- How to complete this task
Repeat the material in full. Keep every line exactly as it is.

- Source records
===

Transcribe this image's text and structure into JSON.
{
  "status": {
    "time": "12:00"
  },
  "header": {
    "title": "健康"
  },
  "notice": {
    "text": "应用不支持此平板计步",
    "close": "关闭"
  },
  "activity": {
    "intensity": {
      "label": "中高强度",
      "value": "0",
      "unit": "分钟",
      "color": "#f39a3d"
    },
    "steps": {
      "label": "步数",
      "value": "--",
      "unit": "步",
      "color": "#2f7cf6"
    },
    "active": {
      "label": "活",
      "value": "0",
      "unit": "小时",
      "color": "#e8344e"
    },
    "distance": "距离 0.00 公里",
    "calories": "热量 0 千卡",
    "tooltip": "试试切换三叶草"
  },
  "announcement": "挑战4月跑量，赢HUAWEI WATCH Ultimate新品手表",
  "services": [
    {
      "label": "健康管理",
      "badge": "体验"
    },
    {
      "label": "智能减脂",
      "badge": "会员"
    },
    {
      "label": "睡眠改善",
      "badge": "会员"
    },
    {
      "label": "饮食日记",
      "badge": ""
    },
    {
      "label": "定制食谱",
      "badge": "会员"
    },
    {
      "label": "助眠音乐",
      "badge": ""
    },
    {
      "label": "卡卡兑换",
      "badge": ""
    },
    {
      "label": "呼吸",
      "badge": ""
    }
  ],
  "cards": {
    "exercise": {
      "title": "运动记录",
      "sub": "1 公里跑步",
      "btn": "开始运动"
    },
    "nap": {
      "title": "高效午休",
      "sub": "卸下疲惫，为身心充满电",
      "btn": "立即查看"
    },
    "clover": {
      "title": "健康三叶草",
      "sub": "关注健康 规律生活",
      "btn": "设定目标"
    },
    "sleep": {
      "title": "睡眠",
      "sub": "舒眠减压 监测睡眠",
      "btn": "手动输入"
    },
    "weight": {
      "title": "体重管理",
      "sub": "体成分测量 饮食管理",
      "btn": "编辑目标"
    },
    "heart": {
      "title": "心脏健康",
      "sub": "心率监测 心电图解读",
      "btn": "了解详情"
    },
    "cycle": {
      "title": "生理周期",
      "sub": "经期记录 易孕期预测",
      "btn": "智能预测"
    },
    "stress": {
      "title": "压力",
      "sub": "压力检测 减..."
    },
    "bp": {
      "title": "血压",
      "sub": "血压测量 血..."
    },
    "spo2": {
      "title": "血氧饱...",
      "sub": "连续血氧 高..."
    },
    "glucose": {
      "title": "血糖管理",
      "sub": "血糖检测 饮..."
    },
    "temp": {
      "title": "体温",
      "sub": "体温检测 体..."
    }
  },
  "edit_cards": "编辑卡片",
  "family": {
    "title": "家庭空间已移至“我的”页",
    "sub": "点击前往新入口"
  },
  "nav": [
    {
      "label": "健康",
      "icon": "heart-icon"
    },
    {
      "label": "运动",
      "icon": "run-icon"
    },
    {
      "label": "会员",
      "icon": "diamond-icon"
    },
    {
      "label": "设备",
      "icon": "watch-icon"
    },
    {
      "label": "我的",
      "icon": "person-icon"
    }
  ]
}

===

- Answer section
Transcribe this image's text and structure into JSON.
{
  "status": {
    "time": "12:00"
  },
  "header": {
    "title": "健康"
  },
  "notice": {
    "text": "应用不支持此平板计步",
    "close": "关闭"
  },
  "activity": {
    "intensity": {
      "label": "中高强度",
      "value": "0",
      "unit": "分钟",
      "color": "#f39a3d"
    },
    "steps": {
      "label": "步数",
      "value": "--",
      "unit": "步",
      "color": "#2f7cf6"
    },
    "active": {
      "label": "活",
      "value": "0",
      "unit": "小时",
      "color": "#e8344e"
    },
    "distance": "距离 0.00 公里",
    "calories": "热量 0 千卡",
    "tooltip": "试试切换三叶草"
  },
  "announcement": "挑战4月跑量，赢HUAWEI WATCH Ultimate新品手表",
  "services": [
    {
      "label": "健康管理",
      "badge": "体验"
    },
    {
      "label": "智能减脂",
      "badge": "会员"
    },
    {
      "label": "睡眠改善",
      "badge": "会员"
    },
    {
      "label": "饮食日记",
      "badge": ""
    },
    {
      "label": "定制食谱",
      "badge": "会员"
    },
    {
      "label": "助眠音乐",
      "badge": ""
    },
    {
      "label": "卡卡兑换",
      "badge": ""
    },
    {
      "label": "呼吸",
      "badge": ""
    }
  ],
  "cards": {
    "exercise": {
      "title": "运动记录",
      "sub": "1 公里跑步",
      "btn": "开始运动"
    },
    "nap": {
      "title": "高效午休",
      "sub": "卸下疲惫，为身心充满电",
      "btn": "立即查看"
    },
    "clover": {
      "title": "健康三叶草",
      "sub": "关注健康 规律生活",
      "btn": "设定目标"
    },
    "sleep": {
      "title": "睡眠",
      "sub": "舒眠减压 监测睡眠",
      "btn": "手动输入"
    },
    "weight": {
      "title": "体重管理",
      "sub": "体成分测量 饮食管理",
      "btn": "编辑目标"
    },
    "heart": {
      "title": "心脏健康",
      "sub": "心率监测 心电图解读",
      "btn": "了解详情"
    },
    "cycle": {
      "title": "生理周期",
      "sub": "经期记录 易孕期预测",
      "btn": "智能预测"
    },
    "stress": {
      "title": "压力",
      "sub": "压力检测 减..."
    },
    "bp": {
      "title": "血压",
      "sub": "血压测量 血..."
    },
    "spo2": {
      "title": "血氧饱...",
      "sub": "连续血氧 高..."
    },
    "glucose": {
      "title": "血糖管理",
      "sub": "血糖检测 饮..."
    },
    "temp": {
      "title": "体温",
      "sub": "体温检测 体..."
    }
  },
  "edit_cards": "编辑卡片",
  "family": {
    "title": "家庭空间已移至“我的”页",
    "sub": "点击前往新入口"
  },
  "nav": [
    {
      "label": "健康",
      "icon": "heart-icon"
    },
    {
      "label": "运动",
      "icon": "run-icon"
    },
    {
      "label": "会员",
      "icon": "diamond-icon"
    },
    {
      "label": "设备",
      "icon": "watch-icon"
    },
    {
      "label": "我的",
      "icon": "person-icon"
    }
  ]
}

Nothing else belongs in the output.